Microsoft Relevant Products/Services says it has tweaked its Windows Experience Index (WEI) for Windows 7 to take into account new PC hardware Relevant Products/Services configurations. Introduced with Windows Vista, Microsoft’s PC rating system is compiled by measuring the relative capabilities and configuration of each machine’s components.
The goal of WEI is to help consumers buy hardware, programs and software matched to their computer’s score. The WEI does not measure the interactions of components under a software load, but rather characteristics of the hardware, noted Microsoft Senior Vice President Steven Sinofsky.
“As such it does not — nor cannot — measure how a system will perform under your own usage scenarios,” Sinofsky said. “Thus the WEI does not measure performance of a system, but merely the relative hardware capabilities when running Windows 7.”
For Vista and Windows 7, the five areas scored include processor, memory, general desktop graphics, gaming graphics, and primary hard disk.
“The overall Windows Experience Index is defined to be the lowest of the five top-level WEI subscores, where each subscore is computed using a set of rules and a suite of system assessment tests,” said Michael Fortin, an engineer in Microsoft’s Windows Core Operating Systems Division.
PC buyers will be able to follow some general guidelines to understand the experiences that a PC with a given score range can be expected to deliver. “These Vista-era general guidelines for systems in the 1.0, 2.0, 3.0, 4.0 and 5.0 ranges still apply to Windows 7,” Fortin said.
Though the scoring areas for Windows 7 are the same as Vista, the actual rules for scoring devices have changed “to reflect experience and feedback comparing closely rated devices with differing quality,” Fortin explained. This makes the WEI more indicative of actual use, he said.
Moreover, scoring levels 6.0 and 7.0 have been added to Windows 7 — with 7.9 the maximum possible score. The two new levels were designed to capture the rather substantial improvements seen in key technologies as they enter the mainstream, including solid-state disks, multi-core processors, and higher-end graphics adapters, Fortin said.
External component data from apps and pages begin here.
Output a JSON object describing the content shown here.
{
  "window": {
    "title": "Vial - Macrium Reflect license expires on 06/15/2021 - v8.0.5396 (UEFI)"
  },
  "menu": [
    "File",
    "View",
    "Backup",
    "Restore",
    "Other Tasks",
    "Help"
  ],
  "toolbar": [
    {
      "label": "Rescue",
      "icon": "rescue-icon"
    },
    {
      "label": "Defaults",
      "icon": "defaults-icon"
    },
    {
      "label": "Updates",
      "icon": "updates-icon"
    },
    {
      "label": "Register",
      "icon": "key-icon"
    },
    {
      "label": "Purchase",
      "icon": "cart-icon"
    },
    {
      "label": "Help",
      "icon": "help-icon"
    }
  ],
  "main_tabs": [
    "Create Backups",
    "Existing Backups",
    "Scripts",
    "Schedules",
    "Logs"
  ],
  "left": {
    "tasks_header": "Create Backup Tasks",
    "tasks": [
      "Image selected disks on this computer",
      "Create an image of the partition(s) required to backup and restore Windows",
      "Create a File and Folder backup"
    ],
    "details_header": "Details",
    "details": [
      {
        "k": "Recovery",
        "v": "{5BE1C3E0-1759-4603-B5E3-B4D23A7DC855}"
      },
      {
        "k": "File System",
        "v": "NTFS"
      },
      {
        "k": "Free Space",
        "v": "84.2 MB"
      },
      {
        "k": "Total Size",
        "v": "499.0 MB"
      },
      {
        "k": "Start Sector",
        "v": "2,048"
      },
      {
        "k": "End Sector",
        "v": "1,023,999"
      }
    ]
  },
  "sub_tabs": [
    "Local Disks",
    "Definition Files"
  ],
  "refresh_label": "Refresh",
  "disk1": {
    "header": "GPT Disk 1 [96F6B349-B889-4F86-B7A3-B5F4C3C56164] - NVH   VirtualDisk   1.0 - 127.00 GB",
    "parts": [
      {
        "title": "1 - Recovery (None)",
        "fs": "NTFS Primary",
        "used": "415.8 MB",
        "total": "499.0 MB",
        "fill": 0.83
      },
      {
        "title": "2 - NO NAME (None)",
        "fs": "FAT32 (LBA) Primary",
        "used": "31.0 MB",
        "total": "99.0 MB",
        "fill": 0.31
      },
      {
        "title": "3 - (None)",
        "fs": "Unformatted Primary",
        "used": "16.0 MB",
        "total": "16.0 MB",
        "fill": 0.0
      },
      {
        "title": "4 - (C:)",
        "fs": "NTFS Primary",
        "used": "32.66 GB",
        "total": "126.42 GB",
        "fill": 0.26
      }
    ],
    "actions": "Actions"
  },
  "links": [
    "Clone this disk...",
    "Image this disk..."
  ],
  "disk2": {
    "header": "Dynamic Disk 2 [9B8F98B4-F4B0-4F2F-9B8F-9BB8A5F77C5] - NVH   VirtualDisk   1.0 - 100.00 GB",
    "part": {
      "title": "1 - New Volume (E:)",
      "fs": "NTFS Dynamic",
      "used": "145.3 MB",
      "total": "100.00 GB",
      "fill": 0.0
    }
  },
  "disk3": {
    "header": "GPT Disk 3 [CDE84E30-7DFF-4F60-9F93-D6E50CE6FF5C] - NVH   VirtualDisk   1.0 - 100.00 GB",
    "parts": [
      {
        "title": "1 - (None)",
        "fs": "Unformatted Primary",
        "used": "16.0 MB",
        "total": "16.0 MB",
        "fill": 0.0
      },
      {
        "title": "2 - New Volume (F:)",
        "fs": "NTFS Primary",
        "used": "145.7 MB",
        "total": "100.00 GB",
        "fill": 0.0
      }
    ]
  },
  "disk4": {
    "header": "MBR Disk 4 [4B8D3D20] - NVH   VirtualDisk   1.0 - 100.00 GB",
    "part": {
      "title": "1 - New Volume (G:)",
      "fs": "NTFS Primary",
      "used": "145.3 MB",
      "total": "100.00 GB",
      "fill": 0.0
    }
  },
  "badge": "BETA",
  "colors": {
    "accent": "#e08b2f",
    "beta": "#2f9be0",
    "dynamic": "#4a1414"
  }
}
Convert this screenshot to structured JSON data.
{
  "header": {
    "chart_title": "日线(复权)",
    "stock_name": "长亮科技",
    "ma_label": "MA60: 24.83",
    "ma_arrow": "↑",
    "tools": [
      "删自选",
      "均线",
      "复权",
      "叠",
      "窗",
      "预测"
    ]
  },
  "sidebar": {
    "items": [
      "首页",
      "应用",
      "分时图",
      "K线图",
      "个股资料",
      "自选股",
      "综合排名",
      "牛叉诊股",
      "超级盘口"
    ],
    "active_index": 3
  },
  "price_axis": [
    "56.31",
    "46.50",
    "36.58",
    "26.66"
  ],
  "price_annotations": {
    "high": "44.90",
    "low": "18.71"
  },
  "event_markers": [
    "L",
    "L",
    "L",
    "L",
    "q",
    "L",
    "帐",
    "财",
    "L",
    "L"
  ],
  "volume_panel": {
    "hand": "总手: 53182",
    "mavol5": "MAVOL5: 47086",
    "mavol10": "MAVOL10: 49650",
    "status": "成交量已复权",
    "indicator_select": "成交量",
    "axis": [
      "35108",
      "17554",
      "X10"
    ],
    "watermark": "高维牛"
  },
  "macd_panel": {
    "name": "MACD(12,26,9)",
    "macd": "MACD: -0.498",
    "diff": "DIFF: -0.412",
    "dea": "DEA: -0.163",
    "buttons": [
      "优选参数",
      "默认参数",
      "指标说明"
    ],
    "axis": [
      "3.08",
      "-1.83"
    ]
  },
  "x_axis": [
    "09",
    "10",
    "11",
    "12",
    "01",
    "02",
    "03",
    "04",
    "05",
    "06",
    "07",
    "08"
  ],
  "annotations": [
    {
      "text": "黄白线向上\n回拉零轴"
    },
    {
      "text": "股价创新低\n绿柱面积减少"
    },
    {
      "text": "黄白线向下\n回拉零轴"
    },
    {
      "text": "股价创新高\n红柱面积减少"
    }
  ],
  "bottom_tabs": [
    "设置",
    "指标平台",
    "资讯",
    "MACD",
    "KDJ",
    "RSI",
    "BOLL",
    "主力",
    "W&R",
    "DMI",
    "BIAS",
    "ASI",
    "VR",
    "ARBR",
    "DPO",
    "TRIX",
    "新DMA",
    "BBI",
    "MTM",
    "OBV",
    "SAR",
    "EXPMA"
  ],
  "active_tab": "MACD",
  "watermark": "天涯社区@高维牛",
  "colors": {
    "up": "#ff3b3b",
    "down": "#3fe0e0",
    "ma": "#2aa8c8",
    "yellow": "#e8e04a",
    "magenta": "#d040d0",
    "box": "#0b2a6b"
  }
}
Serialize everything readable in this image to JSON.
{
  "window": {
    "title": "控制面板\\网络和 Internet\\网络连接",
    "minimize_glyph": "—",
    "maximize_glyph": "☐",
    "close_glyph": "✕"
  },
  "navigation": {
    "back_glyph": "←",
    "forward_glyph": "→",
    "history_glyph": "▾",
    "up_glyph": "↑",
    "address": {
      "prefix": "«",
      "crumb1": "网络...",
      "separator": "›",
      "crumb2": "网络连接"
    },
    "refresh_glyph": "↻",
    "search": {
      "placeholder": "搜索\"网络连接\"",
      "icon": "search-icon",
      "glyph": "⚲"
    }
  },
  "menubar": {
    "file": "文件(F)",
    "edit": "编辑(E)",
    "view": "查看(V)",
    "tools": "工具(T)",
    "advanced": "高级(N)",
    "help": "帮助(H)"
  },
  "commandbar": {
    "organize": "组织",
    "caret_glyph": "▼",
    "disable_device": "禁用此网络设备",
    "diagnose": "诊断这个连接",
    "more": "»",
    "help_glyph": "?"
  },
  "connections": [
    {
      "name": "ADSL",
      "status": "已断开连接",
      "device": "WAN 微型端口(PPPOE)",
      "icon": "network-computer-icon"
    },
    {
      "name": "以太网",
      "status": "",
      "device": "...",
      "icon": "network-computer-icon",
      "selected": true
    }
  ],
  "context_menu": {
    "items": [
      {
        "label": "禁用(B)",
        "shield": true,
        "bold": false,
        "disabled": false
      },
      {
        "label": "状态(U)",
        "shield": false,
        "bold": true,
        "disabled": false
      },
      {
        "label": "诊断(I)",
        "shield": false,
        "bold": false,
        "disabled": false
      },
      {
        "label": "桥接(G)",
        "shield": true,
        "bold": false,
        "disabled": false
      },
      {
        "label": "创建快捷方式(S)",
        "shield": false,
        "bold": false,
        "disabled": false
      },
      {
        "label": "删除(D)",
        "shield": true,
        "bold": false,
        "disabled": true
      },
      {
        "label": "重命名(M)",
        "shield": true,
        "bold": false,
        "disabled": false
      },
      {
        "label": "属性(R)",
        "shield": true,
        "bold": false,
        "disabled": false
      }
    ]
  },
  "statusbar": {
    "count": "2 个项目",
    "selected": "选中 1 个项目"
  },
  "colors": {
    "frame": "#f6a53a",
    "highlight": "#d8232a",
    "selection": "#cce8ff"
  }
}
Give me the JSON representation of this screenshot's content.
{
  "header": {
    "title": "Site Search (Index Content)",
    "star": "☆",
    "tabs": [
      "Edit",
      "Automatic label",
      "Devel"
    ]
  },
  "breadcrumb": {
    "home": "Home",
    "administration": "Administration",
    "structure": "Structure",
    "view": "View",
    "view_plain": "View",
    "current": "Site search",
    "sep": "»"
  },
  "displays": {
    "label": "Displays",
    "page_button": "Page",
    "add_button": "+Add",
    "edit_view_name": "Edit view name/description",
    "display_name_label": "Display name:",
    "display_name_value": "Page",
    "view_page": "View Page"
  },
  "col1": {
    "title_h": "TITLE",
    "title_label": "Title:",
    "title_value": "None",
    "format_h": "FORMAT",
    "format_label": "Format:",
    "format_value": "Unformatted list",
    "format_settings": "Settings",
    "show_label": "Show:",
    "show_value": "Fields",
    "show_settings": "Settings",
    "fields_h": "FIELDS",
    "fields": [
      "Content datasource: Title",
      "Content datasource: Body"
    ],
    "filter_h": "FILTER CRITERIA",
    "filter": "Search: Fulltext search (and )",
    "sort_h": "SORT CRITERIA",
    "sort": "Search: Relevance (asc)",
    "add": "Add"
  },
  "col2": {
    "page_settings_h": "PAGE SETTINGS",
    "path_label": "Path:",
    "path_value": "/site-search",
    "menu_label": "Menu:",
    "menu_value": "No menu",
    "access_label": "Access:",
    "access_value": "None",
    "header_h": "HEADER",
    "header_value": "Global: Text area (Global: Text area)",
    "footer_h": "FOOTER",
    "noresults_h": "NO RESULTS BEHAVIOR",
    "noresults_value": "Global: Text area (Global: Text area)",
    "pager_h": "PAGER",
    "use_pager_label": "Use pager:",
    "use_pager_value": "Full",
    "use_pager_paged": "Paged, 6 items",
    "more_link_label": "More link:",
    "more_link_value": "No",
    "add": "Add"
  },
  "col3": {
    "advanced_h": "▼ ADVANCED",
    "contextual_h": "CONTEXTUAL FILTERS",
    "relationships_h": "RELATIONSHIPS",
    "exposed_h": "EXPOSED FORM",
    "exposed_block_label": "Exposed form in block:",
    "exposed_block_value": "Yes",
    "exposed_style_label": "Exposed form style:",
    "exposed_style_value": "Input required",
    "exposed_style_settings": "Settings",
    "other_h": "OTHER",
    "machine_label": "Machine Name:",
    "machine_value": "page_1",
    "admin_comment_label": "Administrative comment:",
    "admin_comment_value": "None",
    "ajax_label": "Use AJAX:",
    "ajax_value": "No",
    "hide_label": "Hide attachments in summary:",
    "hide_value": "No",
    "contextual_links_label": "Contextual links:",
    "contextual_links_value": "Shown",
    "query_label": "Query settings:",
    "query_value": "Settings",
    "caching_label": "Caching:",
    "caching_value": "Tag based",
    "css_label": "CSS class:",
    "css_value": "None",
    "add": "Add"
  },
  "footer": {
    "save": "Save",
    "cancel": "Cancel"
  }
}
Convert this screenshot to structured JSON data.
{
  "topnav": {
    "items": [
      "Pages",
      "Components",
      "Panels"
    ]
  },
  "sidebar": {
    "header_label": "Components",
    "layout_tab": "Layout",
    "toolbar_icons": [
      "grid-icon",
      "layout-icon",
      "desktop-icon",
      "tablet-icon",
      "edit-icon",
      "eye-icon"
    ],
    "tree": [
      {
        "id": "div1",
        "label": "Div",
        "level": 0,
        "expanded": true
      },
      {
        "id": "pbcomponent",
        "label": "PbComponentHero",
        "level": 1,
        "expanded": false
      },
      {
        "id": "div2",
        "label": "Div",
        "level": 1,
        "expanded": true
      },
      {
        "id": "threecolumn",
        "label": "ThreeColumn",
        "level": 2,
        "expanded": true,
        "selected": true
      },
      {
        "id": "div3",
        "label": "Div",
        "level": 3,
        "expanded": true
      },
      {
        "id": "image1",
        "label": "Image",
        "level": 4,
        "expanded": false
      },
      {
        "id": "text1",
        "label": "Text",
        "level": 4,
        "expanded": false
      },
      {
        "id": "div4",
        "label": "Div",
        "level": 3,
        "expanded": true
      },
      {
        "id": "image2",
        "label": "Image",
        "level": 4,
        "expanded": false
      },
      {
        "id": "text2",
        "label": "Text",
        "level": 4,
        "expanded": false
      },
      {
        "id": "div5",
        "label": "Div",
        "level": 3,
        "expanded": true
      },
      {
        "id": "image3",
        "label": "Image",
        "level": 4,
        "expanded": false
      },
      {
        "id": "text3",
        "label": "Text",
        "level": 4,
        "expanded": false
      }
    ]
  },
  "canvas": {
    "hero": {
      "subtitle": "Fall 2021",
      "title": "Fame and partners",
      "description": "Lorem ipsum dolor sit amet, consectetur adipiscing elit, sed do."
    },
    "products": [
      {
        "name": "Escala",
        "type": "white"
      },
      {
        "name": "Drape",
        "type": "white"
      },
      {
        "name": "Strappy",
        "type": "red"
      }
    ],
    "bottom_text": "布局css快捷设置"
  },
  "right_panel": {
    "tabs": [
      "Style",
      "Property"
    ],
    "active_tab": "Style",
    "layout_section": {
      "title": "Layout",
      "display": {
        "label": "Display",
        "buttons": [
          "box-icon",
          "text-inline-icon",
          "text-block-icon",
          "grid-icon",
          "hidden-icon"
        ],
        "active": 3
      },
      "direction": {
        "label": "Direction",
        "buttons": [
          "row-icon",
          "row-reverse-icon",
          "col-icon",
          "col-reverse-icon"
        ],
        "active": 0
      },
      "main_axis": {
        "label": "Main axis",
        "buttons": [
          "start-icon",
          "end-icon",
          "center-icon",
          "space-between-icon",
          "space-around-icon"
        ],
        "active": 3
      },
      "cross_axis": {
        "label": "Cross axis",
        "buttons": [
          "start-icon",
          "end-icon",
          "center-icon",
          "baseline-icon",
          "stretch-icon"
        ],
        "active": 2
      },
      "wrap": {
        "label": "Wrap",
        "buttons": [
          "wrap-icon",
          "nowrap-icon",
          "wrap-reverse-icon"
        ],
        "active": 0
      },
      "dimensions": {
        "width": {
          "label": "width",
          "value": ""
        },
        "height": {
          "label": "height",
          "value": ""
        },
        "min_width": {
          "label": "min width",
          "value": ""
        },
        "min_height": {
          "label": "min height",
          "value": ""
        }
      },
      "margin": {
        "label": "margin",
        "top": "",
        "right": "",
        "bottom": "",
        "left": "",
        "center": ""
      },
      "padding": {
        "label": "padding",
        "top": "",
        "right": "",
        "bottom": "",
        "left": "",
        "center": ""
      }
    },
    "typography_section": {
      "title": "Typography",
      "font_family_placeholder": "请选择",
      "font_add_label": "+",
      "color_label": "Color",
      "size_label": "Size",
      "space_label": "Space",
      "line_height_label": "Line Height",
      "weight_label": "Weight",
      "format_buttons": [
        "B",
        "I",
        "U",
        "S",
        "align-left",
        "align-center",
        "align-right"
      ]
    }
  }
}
The amount of memory in a system is also a factor.
“Of course, adding new levels doesn’t explain why a Vista system or component that used to score 4.0 or higher is now obtaining a score of 2.9,” Fortin said. “In most cases, large score drops will be due to the addition of some new disk tests in Windows 7.”
For gaming users, Microsoft expects systems with gaming graphics scores in the 6.0 to 6.9 range to support DX10 graphics and deliver video at frame rates of 40 to 50 fps and a resolution of 1280×1024 pixels, Fortin said. “In the range of 7.0 to 7.9, we would expect higher frame rates at even higher screen resolutions,” he added.
Microsoft’s new WEI scores also are intended to help game developers decide how best to scale their experience on a given system.
“Graphics is an area where there is both the widest variety of scores readily available in hardware and also the widest breadth of expectations,” Fortin said. “The extremes at which CAD, HD video, photography and gamers push graphics compared to the average business user or a consumer — doing many of these same things as an avocation rather than vocation — is significant.”